DATA FOR THIS TASK section start

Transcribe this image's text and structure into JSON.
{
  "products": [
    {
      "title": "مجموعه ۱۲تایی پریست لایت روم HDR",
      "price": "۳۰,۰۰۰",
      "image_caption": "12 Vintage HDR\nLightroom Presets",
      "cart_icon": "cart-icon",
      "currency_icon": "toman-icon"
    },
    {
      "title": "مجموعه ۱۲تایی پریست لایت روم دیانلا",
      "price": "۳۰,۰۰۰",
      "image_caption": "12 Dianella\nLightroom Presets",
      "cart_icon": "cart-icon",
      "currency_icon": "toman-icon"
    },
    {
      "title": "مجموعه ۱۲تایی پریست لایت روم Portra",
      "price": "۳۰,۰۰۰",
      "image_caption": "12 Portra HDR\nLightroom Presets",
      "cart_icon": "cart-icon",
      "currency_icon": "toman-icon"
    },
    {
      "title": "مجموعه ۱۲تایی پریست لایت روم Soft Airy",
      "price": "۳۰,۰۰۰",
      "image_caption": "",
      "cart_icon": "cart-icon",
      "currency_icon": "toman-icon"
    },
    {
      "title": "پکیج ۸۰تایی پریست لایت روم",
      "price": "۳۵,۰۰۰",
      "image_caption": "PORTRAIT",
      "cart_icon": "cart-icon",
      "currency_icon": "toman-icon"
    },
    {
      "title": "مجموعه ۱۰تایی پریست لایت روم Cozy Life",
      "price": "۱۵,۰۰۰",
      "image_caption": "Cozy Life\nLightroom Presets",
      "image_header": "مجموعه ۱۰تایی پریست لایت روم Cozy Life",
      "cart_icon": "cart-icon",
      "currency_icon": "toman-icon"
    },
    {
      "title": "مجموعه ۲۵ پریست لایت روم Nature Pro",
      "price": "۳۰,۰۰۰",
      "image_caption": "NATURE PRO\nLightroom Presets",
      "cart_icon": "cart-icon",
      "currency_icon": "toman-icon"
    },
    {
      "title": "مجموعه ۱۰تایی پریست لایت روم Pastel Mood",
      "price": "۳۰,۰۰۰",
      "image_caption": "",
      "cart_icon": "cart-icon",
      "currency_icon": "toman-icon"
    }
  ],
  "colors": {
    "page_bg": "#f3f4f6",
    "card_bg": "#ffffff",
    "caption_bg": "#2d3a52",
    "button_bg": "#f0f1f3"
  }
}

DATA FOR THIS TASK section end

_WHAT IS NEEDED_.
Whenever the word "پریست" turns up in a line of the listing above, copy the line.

_WRITTEN ANSWER_.
      "title": "مجموعه ۱۲تایی پریست لایت روم HDR",
      "title": "مجموعه ۱۲تایی پریست لایت روم دیانلا",
      "title": "مجموعه ۱۲تایی پریست لایت روم Portra",
      "title": "مجموعه ۱۲تایی پریست لایت روم Soft Airy",
      "title": "پکیج ۸۰تایی پریست لایت روم",
      "title": "مجموعه ۱۰تایی پریست لایت روم Cozy Life",
      "image_header": "مجموعه ۱۰تایی پریست لایت روم Cozy Life",
      "title": "مجموعه ۲۵ پریست لایت روم Nature Pro",
      "title": "مجموعه ۱۰تایی پریست لایت روم Pastel Mood",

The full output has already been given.